To summarise, the social media concept of ‘Produsage’ depicts the issues when users also become producers of content. It’s particularly tricky to immediately filter user-produced content due to the amount of internet traffic but one of the solutions that have been proposed to correcting the imbalance of inaccurate news information is an integration of traditional news media and citizen journalism. There are also other pervading problems such as cyber-bullying and online mob-behavior as well as the political implications when an idea or sentiment, such as racism or discontent aimed at an individual, can take hold and gain momentum due to its trending rather than due to accurate information or reasoning. When an average social media user is free to produce content, despite ethical and legal restrictions, the results are not always in favor of the argument of democratic practice. These are the pitfalls of ‘Produsage’.
Ankel, Sophia. (2018, March) What I learned when naked pictures of me were leaked online. [online] Available at: https://www.theguardian.com/commentisfree/2018/mar/22/naked-photos-leaked-online-abuse-sexual-harassment/ [Accessed 23 April 2018]
CATFISH, F. (2018). FILM REVIEW | CATFISH – The NORTHSIDER. [online] The NORTHSIDER. Available at: http://thenorthsider.com.au/film-review-catfish/ [Accessed 23 Apr. 2018].
Dezuanni, M. (2009). Blogs, wikipedia, second life and beyond: From production to produsage. Screen Education, (53), 158-159.
Dijck, van José. (2012, Sept 17). Facebook and the Engineering of Connectivity. A multi-layered approach to social media platforms.

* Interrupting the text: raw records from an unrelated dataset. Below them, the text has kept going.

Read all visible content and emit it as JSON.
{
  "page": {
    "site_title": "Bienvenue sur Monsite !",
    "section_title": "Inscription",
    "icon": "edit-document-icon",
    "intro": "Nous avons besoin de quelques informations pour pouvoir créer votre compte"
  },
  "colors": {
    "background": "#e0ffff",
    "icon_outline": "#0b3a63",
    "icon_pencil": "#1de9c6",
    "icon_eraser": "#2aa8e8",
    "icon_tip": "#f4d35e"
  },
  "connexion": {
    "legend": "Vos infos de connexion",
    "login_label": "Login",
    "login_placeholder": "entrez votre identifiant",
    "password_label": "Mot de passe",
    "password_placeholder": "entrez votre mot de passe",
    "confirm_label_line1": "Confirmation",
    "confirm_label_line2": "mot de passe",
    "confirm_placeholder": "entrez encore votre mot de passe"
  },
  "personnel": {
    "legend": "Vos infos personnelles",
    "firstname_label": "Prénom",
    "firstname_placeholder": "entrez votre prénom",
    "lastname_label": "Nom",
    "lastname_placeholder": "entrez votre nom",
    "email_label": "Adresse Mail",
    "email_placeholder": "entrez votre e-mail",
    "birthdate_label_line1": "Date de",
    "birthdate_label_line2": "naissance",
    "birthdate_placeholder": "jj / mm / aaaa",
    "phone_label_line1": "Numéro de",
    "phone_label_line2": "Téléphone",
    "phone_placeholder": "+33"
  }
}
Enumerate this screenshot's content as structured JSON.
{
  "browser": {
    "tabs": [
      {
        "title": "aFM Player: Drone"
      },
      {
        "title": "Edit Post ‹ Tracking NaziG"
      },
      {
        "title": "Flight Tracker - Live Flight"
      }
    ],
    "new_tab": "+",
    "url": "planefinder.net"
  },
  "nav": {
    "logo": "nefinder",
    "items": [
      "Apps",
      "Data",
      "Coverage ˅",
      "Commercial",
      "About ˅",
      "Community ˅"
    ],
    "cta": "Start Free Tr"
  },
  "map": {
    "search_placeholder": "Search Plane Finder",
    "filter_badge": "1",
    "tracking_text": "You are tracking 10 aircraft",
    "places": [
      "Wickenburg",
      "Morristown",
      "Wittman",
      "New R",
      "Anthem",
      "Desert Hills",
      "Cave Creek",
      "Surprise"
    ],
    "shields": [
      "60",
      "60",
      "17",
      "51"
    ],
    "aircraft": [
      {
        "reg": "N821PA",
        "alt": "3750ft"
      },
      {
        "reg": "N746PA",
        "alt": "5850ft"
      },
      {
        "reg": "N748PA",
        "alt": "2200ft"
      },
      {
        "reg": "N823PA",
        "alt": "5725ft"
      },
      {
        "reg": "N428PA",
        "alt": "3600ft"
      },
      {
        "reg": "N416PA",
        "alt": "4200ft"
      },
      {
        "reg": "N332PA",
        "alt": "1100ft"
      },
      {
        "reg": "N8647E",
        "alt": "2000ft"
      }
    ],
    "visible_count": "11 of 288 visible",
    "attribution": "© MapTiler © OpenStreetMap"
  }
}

Kalson, S. (2013, Jan 27). Hook, Line and Sinker ‘Catfishing’ Dupes the Unwitting on Social Media. Pittsburgh Post – Gazette
Kottemann, Kathrin L. (2015) The Rhetoric of Deliberate Deception: What Catfishing Can Teach Us. University of Louisiana at Lafayette, ProQuest Dissertations Publishing, 2015. 3712554.
Lipschultz, Jeremy Harris. Social Media Communication: Concepts, Practices, Data, Law and Ethics, Taylor & Francis Group, 2017.
Page, R. E. (2012) Stories and Social Media: Identities and Interaction (Vol. 3). New York: Routledge, Taylor and Francis.
Picone, Ike (2011, March 28). Produsage as a form of self-publication. A qualitative study of casual news Produsage. New Review of Hypermedia and Multimedia, Vol 17, Issue 1: Exploring Produsage (99 – 120)
Produsage, F. (2018). FCJ-066 The Future Is User-Led: The Path towards Widespread Produsage | The Fibreculture Journal : 11. [online] Eleven.fibreculturejournal.org. Available at: http://eleven.fibreculturejournal.org/fcj-066-the-future-is-user-led-the-path-towards-widespread-produsage/ [Accessed 26 Apr. 2018].